Native to Indonesia and Malaysia, this sweet, juicy and lychee-like fruit, with a white pulp and reddish-purple rind, is rich in antioxidants and requires a combination of humid temperatures and water-rich, fertile land to grow. Traditionally, Pariyaram farmers have relied on cash crops such as coconut, nutmeg, rubber, tea and coffee. When Varghese planted the first tree, he wasn’t planning on selling the fruit or aware of its profitability. In fact, for years, the people of Pariyaram kept planting mangosteen only for personal consumption. Over time, the fruit came to be given as a wedding gift to brides from their parents for its sweet taste.
It wasn’t until 1991, when Varghese planted about 100 trees in his coconut garden and went out to sell the fruit, that he realized it deserved much more attention. The fetch was impressive, and the cultivation process was much easier. While coconut and nutmeg trees would suffer root wilt and fungal diseases, respectively, mangosteen was sturdy. While nutmeg would have to be harvested every two or three days for six months in a year, mangosteen only demanded two months of work (April and May) during its fruiting period. Evidently, the crop was more profitable. Soon, Varghese was widely cultivating it and selling the fruit in big cities in south India. Others soon followed suit.

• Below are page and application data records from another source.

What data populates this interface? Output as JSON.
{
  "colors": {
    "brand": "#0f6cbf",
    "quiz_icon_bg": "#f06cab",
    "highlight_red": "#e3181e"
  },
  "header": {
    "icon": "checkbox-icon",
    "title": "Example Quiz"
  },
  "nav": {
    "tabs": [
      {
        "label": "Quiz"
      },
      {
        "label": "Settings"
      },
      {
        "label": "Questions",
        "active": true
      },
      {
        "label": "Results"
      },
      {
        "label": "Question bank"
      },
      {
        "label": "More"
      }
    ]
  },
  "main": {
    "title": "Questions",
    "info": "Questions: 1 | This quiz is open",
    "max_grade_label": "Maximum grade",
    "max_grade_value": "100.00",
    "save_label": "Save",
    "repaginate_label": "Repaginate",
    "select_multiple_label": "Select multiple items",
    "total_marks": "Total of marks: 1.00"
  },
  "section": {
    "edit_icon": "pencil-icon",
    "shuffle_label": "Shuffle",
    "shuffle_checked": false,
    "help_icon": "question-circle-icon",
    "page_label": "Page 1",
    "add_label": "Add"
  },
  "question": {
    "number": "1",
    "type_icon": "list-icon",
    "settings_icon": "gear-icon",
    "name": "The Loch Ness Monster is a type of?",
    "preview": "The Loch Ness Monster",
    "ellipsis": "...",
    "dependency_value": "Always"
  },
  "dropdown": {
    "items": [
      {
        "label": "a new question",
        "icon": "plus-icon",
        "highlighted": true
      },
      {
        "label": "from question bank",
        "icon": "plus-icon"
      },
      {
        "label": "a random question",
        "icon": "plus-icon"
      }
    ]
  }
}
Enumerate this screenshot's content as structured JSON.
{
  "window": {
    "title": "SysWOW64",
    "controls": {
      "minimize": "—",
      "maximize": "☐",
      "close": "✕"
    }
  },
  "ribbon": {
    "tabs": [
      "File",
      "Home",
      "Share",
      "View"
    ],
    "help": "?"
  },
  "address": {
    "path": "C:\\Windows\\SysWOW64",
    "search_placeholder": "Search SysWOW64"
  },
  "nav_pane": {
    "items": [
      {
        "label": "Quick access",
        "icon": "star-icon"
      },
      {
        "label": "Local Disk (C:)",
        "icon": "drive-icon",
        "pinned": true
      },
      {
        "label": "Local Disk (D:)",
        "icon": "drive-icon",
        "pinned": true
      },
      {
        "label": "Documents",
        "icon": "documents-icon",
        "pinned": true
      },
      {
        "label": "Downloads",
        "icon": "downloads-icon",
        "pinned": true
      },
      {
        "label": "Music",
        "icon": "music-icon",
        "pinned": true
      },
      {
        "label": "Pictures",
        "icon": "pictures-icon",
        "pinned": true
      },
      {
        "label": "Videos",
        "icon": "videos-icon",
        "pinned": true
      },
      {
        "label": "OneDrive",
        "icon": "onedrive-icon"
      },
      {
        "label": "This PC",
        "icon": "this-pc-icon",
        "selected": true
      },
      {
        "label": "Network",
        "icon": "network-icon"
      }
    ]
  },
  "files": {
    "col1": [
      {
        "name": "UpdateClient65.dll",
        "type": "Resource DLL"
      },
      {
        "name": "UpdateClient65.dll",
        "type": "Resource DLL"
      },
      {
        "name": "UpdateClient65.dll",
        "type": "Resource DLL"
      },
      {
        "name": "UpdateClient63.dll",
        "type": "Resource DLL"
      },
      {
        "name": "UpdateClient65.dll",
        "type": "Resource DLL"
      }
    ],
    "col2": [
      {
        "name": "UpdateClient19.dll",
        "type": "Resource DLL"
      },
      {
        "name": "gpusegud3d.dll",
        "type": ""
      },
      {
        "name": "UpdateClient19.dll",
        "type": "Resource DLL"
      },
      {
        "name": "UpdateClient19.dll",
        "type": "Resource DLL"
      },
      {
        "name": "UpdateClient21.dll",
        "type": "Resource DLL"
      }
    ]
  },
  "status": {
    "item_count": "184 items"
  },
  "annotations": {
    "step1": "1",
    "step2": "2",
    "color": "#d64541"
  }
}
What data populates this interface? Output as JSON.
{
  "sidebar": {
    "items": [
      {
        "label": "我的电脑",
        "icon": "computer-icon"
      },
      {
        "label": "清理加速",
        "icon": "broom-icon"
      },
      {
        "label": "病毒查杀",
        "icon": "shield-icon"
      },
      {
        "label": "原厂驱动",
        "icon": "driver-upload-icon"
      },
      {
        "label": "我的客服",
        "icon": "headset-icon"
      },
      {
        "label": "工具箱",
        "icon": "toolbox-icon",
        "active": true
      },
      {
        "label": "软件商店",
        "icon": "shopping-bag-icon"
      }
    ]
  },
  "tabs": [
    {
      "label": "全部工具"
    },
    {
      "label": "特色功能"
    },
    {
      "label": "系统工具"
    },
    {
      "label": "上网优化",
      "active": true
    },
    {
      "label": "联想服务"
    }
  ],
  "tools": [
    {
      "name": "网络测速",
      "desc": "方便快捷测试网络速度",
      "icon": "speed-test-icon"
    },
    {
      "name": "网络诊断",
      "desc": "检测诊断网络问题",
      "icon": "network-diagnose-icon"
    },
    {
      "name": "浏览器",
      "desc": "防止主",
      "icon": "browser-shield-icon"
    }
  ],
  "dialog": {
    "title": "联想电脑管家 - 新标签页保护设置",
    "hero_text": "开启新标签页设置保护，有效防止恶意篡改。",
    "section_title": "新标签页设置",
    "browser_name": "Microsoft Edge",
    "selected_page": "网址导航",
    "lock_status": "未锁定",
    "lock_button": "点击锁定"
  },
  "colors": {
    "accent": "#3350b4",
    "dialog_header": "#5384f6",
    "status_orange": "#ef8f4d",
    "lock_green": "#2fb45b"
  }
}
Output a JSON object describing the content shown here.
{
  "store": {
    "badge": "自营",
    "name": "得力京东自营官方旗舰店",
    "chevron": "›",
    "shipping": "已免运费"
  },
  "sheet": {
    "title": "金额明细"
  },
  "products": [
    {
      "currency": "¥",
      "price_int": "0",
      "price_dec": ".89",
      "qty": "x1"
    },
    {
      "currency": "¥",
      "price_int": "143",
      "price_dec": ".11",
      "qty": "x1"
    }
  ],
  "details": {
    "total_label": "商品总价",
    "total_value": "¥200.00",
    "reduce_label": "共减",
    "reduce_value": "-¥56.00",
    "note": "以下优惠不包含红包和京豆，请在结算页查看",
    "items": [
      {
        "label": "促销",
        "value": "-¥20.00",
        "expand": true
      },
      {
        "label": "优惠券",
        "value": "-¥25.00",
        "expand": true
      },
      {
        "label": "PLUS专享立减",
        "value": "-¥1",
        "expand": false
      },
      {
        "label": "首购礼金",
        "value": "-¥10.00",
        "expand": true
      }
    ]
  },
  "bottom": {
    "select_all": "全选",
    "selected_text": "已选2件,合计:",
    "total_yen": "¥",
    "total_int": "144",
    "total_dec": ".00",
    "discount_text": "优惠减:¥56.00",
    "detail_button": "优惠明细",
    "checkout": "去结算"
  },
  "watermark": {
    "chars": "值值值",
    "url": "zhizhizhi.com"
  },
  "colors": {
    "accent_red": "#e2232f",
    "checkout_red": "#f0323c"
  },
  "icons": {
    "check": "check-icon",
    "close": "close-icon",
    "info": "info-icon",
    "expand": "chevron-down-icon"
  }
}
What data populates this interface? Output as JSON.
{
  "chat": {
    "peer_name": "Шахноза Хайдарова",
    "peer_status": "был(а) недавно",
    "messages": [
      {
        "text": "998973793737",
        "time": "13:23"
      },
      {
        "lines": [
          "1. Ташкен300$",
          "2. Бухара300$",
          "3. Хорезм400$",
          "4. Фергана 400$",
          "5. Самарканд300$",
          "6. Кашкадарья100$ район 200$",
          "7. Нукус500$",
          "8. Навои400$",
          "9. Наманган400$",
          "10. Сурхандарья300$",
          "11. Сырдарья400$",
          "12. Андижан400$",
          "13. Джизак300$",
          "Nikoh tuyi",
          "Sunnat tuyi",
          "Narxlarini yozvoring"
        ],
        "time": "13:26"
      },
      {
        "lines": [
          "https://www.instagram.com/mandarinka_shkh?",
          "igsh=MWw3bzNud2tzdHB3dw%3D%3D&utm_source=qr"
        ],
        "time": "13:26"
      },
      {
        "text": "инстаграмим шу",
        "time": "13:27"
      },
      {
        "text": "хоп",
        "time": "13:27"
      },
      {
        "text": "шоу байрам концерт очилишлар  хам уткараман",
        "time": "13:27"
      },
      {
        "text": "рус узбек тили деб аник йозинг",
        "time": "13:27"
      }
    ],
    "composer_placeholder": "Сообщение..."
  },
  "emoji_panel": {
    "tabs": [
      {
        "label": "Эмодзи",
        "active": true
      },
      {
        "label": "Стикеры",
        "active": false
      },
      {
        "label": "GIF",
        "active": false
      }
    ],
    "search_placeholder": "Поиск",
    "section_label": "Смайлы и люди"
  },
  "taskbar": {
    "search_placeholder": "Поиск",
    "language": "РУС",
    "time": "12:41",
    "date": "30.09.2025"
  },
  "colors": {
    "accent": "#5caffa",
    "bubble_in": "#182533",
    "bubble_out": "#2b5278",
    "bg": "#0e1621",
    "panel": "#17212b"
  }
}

“About 50 families grow mangosteen in their backyards and gardens now,” says Varghese, as he takes us around his nursery, spread over five acres. Along with rambutan, durian and coconut trees, it has dense green mangosteen trees that reach more than 80 feet high after a four-year gestation period. “We send the produce to Chennai and Bangalore, where it sells for 500 to 600 Rupees [about USD$9] per kilogram,” he says. Reportedly, the farmers collectively made one crore (about USD$150,000) from their mangosteen produce over the past year — an impressive number in the region. At a time when much of India is going through a major agrarian crisis, with debt-ridden farmers resorting to suicide, residents of Pariyaram have been silently reaping the benefits by selling this “foreign fruit.”
Surprisingly, the fruit barely has any local demand. When I told my driver, a Kerala resident, about Pariyaram and its mangosteen story, he said I was probably mistaken.
“Mangosteen?” he remarked. “Are you sure? Is that a fruit?”
At present, no government subsidy exists for mangosteen farmers in India. A few other south Indian states also produce mangosteen, but experts say that nowhere is the fruit tastier or sweeter than in Pariyaram.
“Nobody buys mangosteen here,” Varghese said. “The fruit you can sell for 500 Rupees in other cities hardly fetches 200 Rupees in Kerala.”
Correction: An earlier version of this article incorrectly attributed a quote by Merlin Varghese to a driver. We apologize for the error.